We introduce a novel online multitask setting. In this setting each task is partitioned into a sequence of segments that is unknown to the learner. Associated with each segment is a hypothesis from some hypothesis class. We give algorithms that are designed to exploit the scenario where there are many such segments but significantly fewer associated hypotheses. We prove regret bounds that hold for any segmentation of the tasks and any association of hypotheses to the segments. In the single-task setting this is equivalent to switching with long-term memory in the sense of [Bousquet and Warmuth; 2003]. We provide an algorithm that predicts on each trial in time linear in the number of hypotheses when the hypothesis class is finite. We also consider infinite hypothesis classes from reproducing kernel Hilbert spaces for which we give an algorithm whose per trial time complexity is cubic in the number of cumulative trials.

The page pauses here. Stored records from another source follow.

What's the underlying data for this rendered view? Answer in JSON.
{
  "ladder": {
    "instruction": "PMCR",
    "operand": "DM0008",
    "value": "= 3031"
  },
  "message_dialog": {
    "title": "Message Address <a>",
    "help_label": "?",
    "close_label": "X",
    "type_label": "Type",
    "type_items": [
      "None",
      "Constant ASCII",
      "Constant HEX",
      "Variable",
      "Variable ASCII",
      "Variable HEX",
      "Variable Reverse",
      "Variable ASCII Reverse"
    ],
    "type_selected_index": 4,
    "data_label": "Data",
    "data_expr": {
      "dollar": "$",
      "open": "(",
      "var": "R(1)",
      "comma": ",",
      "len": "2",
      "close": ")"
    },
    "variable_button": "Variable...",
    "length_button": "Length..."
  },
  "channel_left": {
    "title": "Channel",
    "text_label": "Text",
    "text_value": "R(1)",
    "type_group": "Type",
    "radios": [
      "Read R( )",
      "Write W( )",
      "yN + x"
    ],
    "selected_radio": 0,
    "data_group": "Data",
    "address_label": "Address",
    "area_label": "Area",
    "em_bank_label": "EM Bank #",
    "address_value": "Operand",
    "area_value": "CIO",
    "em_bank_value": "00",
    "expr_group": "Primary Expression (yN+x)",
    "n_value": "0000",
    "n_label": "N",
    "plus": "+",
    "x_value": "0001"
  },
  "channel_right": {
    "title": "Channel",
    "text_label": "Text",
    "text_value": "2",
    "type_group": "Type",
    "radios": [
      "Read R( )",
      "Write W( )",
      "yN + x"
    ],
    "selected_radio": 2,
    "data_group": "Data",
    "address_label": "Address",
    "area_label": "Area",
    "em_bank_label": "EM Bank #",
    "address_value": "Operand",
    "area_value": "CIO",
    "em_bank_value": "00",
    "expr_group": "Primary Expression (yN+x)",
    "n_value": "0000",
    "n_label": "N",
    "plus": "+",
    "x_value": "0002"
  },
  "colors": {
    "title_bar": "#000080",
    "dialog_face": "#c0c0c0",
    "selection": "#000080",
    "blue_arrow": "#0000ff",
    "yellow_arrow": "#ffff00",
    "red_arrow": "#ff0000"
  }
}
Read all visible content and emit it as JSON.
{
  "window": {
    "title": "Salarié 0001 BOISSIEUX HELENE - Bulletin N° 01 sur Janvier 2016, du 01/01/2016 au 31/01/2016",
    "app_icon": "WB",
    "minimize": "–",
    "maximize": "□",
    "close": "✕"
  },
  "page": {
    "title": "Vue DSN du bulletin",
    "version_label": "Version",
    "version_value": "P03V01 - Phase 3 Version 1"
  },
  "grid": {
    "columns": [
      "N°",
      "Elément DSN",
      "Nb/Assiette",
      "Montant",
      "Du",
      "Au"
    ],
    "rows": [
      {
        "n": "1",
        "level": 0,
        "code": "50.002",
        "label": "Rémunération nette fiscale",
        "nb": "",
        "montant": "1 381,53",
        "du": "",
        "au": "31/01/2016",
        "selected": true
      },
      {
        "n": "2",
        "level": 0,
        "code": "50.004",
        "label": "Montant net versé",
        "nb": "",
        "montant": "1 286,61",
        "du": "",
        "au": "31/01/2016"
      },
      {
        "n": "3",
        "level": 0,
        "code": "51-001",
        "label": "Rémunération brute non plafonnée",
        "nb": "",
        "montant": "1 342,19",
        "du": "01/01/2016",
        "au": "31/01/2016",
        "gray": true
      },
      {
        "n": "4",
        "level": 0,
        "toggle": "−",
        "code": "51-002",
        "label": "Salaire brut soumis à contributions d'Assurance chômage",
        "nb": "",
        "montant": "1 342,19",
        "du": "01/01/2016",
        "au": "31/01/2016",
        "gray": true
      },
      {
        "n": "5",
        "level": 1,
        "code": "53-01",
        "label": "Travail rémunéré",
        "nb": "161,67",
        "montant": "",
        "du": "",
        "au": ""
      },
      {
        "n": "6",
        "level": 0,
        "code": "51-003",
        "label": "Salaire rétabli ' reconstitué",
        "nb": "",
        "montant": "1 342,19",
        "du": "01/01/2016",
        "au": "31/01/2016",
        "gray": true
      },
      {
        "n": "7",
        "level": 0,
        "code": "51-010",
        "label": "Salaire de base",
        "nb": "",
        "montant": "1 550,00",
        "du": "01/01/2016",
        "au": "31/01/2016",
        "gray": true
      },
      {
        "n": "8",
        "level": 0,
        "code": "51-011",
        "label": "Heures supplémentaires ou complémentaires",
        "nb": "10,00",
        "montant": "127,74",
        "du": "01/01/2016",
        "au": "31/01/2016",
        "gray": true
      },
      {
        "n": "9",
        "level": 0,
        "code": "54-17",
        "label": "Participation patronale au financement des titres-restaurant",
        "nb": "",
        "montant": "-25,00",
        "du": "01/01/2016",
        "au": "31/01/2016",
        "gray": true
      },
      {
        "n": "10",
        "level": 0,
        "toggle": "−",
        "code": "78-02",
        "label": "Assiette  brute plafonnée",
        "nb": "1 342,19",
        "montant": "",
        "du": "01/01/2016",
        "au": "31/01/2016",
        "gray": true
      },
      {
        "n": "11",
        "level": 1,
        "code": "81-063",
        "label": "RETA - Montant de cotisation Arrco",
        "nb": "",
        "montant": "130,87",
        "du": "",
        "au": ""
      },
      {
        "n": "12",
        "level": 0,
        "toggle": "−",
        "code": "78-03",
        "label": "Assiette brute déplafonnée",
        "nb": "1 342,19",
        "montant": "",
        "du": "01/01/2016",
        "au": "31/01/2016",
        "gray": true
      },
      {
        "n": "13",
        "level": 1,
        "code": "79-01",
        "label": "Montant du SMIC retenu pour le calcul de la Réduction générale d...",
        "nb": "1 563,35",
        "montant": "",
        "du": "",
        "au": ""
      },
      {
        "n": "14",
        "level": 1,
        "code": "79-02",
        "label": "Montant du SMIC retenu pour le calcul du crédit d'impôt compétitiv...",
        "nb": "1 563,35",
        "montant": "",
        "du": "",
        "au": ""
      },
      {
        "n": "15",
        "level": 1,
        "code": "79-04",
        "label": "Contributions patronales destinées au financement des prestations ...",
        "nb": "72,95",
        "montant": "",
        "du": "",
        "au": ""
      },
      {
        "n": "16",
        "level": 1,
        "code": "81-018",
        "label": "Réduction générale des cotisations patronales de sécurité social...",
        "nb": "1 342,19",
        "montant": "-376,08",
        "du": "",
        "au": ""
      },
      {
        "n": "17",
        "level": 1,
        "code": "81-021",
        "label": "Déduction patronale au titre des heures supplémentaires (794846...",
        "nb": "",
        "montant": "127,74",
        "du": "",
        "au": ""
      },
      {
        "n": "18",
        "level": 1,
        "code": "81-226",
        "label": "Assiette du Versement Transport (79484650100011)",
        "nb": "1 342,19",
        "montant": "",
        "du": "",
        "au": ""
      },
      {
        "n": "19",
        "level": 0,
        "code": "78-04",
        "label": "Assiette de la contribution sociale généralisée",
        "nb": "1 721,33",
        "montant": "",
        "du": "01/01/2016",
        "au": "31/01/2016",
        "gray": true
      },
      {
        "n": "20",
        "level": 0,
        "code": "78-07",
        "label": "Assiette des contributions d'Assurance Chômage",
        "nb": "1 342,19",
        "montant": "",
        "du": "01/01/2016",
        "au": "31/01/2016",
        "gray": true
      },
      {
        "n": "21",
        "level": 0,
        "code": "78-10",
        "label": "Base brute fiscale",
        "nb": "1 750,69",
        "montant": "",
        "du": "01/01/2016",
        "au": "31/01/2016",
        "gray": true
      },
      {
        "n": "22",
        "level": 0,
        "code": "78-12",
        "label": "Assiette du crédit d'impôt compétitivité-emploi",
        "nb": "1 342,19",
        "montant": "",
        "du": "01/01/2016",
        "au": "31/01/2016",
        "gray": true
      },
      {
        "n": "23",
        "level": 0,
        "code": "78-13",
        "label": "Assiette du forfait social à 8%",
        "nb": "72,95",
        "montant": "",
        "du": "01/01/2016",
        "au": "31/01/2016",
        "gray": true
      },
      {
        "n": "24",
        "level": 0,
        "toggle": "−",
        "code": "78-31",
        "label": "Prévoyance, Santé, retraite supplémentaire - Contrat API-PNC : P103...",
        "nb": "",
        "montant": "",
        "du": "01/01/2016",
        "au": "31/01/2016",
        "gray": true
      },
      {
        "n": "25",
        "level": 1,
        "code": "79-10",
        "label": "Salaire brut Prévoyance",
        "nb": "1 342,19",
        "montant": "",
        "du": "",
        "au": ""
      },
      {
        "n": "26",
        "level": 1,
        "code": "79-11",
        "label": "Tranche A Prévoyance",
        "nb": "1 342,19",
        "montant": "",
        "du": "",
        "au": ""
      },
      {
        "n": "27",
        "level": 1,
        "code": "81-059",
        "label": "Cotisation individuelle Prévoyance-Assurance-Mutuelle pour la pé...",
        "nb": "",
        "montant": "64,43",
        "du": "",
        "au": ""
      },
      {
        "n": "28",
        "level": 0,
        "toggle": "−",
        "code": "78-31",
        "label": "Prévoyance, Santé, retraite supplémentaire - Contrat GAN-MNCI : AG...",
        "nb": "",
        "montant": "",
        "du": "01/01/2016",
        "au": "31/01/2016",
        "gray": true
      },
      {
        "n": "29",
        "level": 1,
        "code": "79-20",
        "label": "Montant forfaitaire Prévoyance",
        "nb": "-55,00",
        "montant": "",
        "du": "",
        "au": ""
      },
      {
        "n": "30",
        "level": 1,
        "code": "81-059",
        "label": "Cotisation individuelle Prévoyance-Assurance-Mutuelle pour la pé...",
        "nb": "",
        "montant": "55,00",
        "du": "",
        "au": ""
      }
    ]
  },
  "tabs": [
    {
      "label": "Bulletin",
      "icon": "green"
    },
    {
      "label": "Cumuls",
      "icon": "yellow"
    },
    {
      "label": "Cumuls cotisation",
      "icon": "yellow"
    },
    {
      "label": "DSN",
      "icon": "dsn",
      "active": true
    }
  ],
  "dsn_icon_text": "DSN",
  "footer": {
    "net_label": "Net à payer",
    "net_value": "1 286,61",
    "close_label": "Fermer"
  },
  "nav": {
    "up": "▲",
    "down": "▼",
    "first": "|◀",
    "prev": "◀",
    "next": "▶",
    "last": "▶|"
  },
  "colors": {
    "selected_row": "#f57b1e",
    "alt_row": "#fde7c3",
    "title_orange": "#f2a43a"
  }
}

In the single-task special case this is the first example of an efficient regret-bounded switching algorithm with long-term memory for a non-parametric hypothesis class.
Speakers: Mark Herbster, Stephen Pasteris, Lisa Tse